These are lifted when the plants are dormant from October to March and sent to you with no or very little soil on the roots – hence they are called bare-rooted plants. Nurseries wait for the leaves of their field-grown plants intended for sale as barerooted stock to fall before lifting.
Seed companies and other nonspecialist suppliers will often supply plants which have been grown in containers and these can be purchased at virtually any time of the year. Both types have their advantages and disadvantages:
- Bare-rooted plants generally establish more quickly and better in their new home. They are also cheaper and arrive at a time of year when the cooler weather makes it easier to establish the plants before the onset of any hot, dry weather.
- They should be planted as soon after they arrive as possible and for this reason it is best to have the site and soil prepared beforehand.
- You will find a much wider choice of varieties on offer as bare-rooted plants than container-grown so this is the best way to buy heritage or specific varieties. You may also get the choice of which rootstock your variety is grafed to – essential in determining the eventual height and sprerad of your tree.
- Container-grown plants can be purchased and planted at virtually any time of year although hot, dry weather should be avoided. They will of course be happy to live in their pots (provided they are well watered and cared for) for some time after arrival before they have to be planted.
- The planting of trees and soft fruit is usually best done from autumn through winter. Order from specialist catalogues in summer.
Prepare the ground
Make sure you have everything to hand such as a granular general fertiliser, bonemeal or tree fertiliser, rabbit guard (where appropriate), a stake and tree tie for tree fruit.
Cane fruit such as summer fruiting raspberries, loganberries and blackberries will need more substantial support from posts and wires.
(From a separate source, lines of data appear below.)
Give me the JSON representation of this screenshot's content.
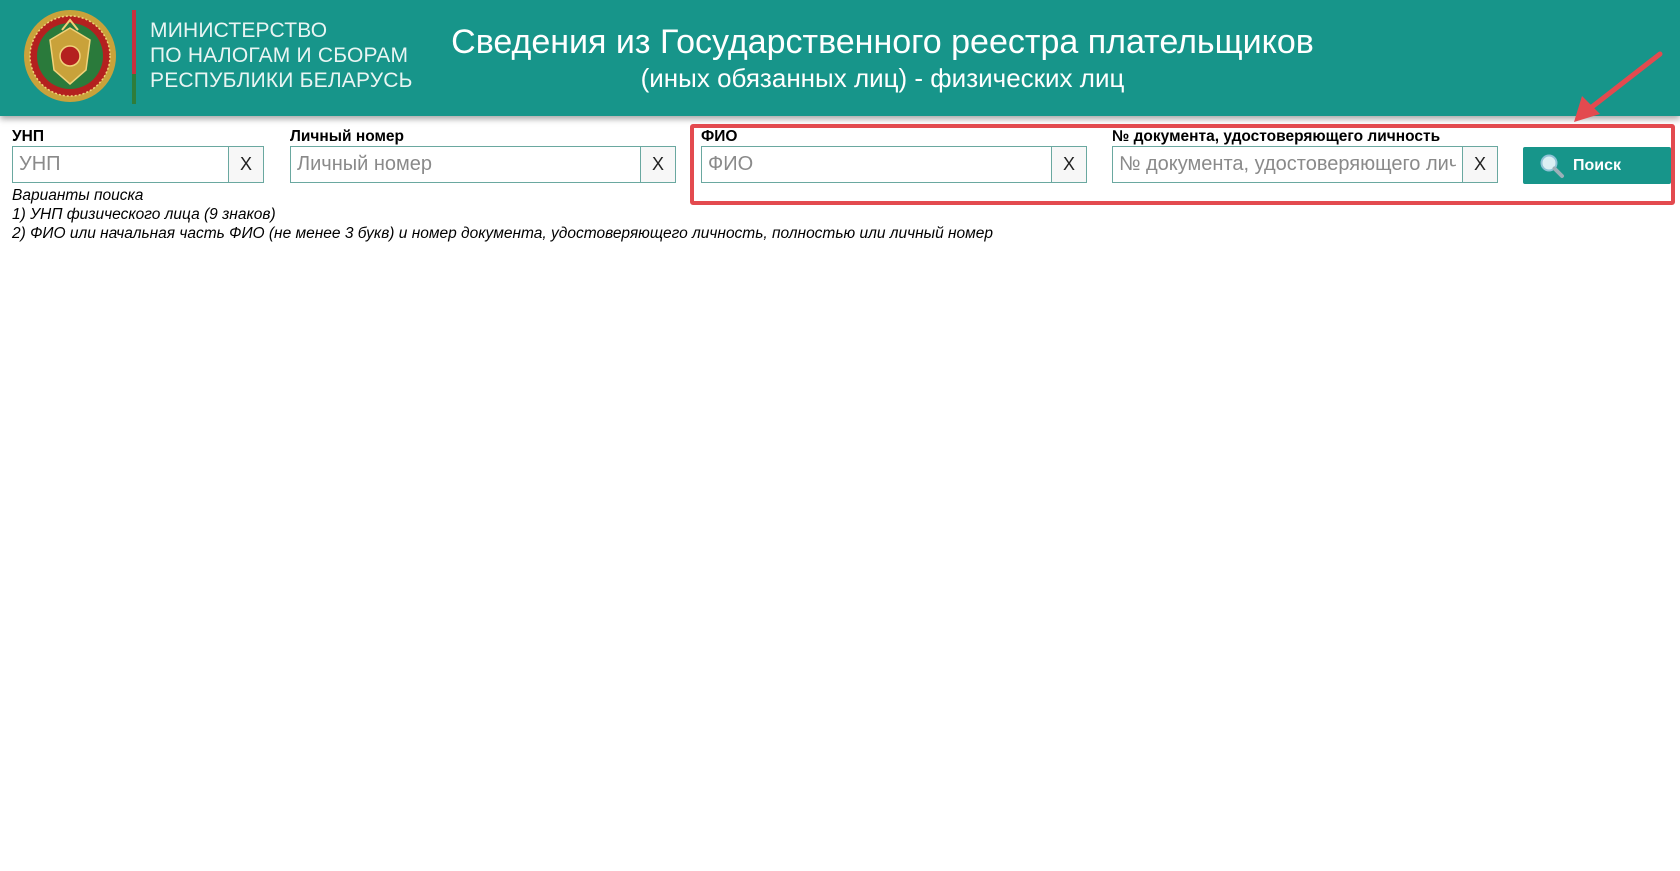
{
  "header": {
    "org_lines": [
      "МИНИСТЕРСТВО",
      "ПО НАЛОГАМ И СБОРАМ",
      "РЕСПУБЛИКИ БЕЛАРУСЬ"
    ],
    "title_line1": "Сведения из Государственного реестра плательщиков",
    "title_line2": "(иных обязанных лиц) - физических лиц",
    "bg_color": "#17958a"
  },
  "form": {
    "unp": {
      "label": "УНП",
      "placeholder": "УНП",
      "value": "",
      "clear": "X"
    },
    "personal": {
      "label": "Личный номер",
      "placeholder": "Личный номер",
      "value": "",
      "clear": "X"
    },
    "fio": {
      "label": "ФИО",
      "placeholder": "ФИО",
      "value": "",
      "clear": "X"
    },
    "doc": {
      "label": "№ документа, удостоверяющего личность",
      "placeholder": "№ документа, удостоверяющего личность",
      "value": "",
      "clear": "X"
    },
    "search_label": "Поиск"
  },
  "hints": {
    "title": "Варианты поиска",
    "line1": "1) УНП физического лица (9 знаков)",
    "line2": "2) ФИО или начальная часть ФИО (не менее 3 букв) и номер документа, удостоверяющего личность, полностью или личный номер"
  },
  "annotation": {
    "color": "#e34a4f"
  },
  "icons": {
    "emblem": "ministry-emblem-icon",
    "search": "magnifier-icon",
    "arrow": "red-arrow-icon"
  }
}
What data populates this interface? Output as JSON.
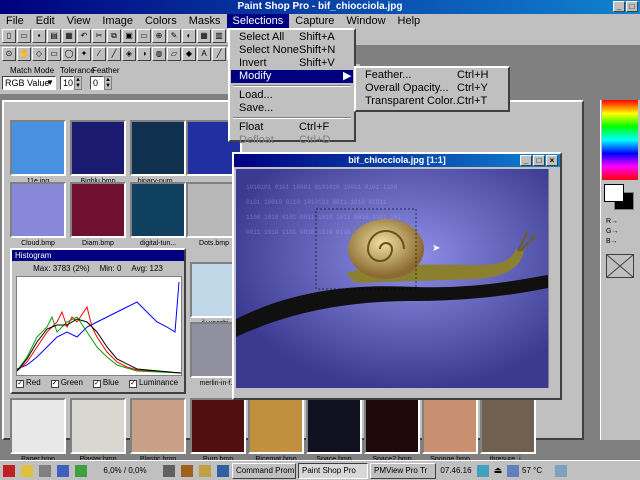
{
  "app": {
    "title": "Paint Shop Pro - bif_chiocciola.jpg"
  },
  "menubar": [
    "File",
    "Edit",
    "View",
    "Image",
    "Colors",
    "Masks",
    "Selections",
    "Capture",
    "Window",
    "Help"
  ],
  "selections_menu": [
    {
      "label": "Select All",
      "shortcut": "Shift+A"
    },
    {
      "label": "Select None",
      "shortcut": "Shift+N"
    },
    {
      "label": "Invert",
      "shortcut": "Shift+V"
    },
    {
      "label": "Modify",
      "shortcut": "▶"
    },
    {
      "label": "Load...",
      "shortcut": ""
    },
    {
      "label": "Save...",
      "shortcut": ""
    },
    {
      "label": "Float",
      "shortcut": "Ctrl+F"
    },
    {
      "label": "Defloat",
      "shortcut": "Ctrl+D"
    }
  ],
  "modify_submenu": [
    {
      "label": "Feather...",
      "shortcut": "Ctrl+H"
    },
    {
      "label": "Overall Opacity...",
      "shortcut": "Ctrl+Y"
    },
    {
      "label": "Transparent Color...",
      "shortcut": "Ctrl+T"
    }
  ],
  "options": {
    "match_mode_label": "Match Mode",
    "match_mode_value": "RGB Value",
    "tolerance_label": "Tolerance",
    "tolerance_value": "10",
    "feather_label": "Feather",
    "feather_value": "0"
  },
  "thumbnails": [
    {
      "label": "11e.jpg",
      "color": "#4a90e0"
    },
    {
      "label": "Bigblu.bmp",
      "color": "#1a1a70"
    },
    {
      "label": "binary-num...",
      "color": "#103050"
    },
    {
      "label": "",
      "color": "#2030a0"
    },
    {
      "label": "Cloud.bmp",
      "color": "#8888d8"
    },
    {
      "label": "Diam.bmp",
      "color": "#701030"
    },
    {
      "label": "digital-tun...",
      "color": "#104060"
    },
    {
      "label": "Dots.bmp",
      "color": "#b8b8b8"
    },
    {
      "label": "il+vecchi...",
      "color": "#c0d8e8"
    },
    {
      "label": "merlin-in-f...",
      "color": "#9090a0"
    },
    {
      "label": "Paper.bmp",
      "color": "#e8e8e8"
    },
    {
      "label": "Plaster.bmp",
      "color": "#d8d8d0"
    },
    {
      "label": "Plastic.bmp",
      "color": "#c8a088"
    },
    {
      "label": "Purp.bmp",
      "color": "#501010"
    },
    {
      "label": "Ricemat.bmp",
      "color": "#c09040"
    },
    {
      "label": "Space.bmp",
      "color": "#101020"
    },
    {
      "label": "Space2.bmp",
      "color": "#200808"
    },
    {
      "label": "Sponge.bmp",
      "color": "#c89070"
    },
    {
      "label": "thresure_j...",
      "color": "#706050"
    }
  ],
  "histogram": {
    "title": "Histogram",
    "max": "Max: 3783 (2%)",
    "min": "Min: 0",
    "avg": "Avg: 123",
    "checks": [
      "Red",
      "Green",
      "Blue",
      "Luminance"
    ]
  },
  "image_window": {
    "title": "bif_chiocciola.jpg [1:1]"
  },
  "palette": {
    "r_label": "R→",
    "g_label": "G→",
    "b_label": "B→"
  },
  "taskbar": {
    "zoom": "6,0% / 0,0%",
    "tasks": [
      "Command Prom",
      "Paint Shop Pro",
      "PMView Pro Tr"
    ],
    "date": "07.46.16",
    "temp": "57 °C"
  }
}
Get these in position to avoid any delay in planting when your stock arrives.
Planting a tree
- Simply dig a hole wide enough all round to take the roots without having to twist them to fit and deep enough to bury the rootball to the depth of the soil mark on the stem which usually remains after the plant is lifted.
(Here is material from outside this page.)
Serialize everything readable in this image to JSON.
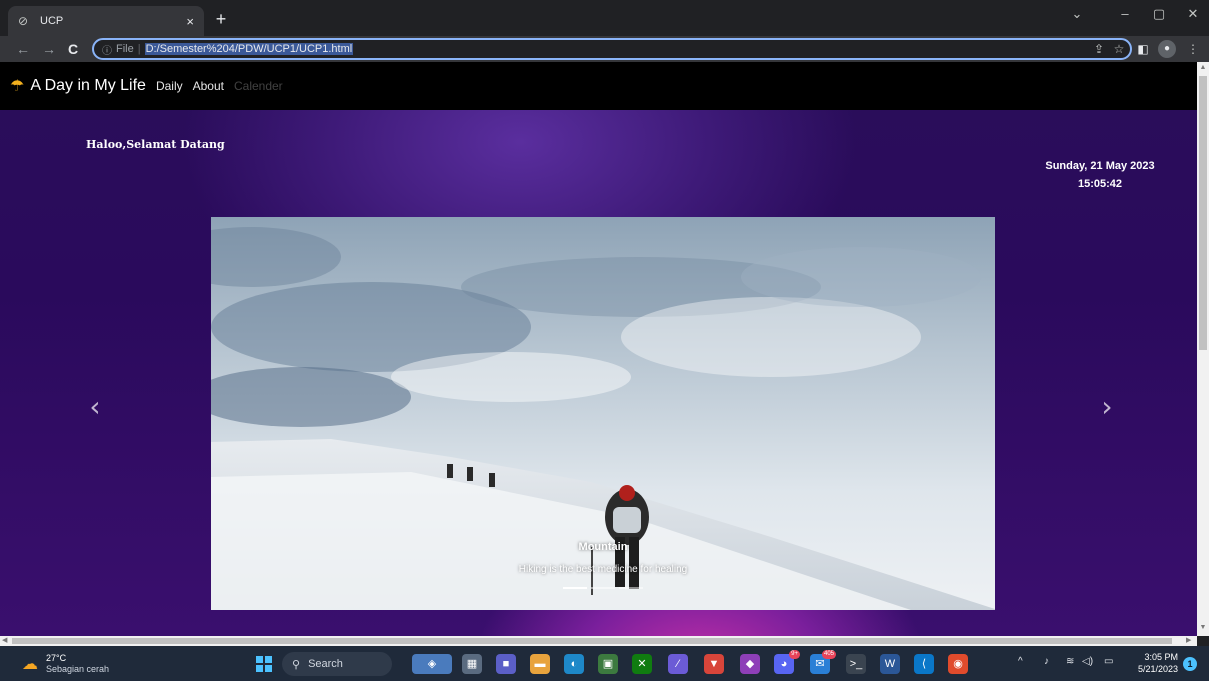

- If you are unsure, remember that the graft union of a fruit tree should be well above the soil after planting. To make it easier to gauge the height, place a stick over the top of the hole against the stem of the tree. Fork over the base of the hole and sprinkle a little of your chosen granular fertiliser into the base and over the backfill.
- Once you have the height right feed the stake through the roots while they are still visible so that you don’t damage them. The stake should be placed on the windward side of the tree to give it most support and be about scm (2in) away from the trunk; knock it in to the ground so that it is a good 45cm (18in) into the soil.
- Place the tree back into the hole and start to fill with soil; if possible get someone to lend a hand here, one person holding the tree upright and also jiggling the tree up and down in the hole to encourage the soil to filter through the roots and not to leave any large gaps. Further gentle firming with the foot around the stem once the hole is full also ensures that the roots are in good contact with the soil. Finally water the tree well and secure it to the stake with a tree tie.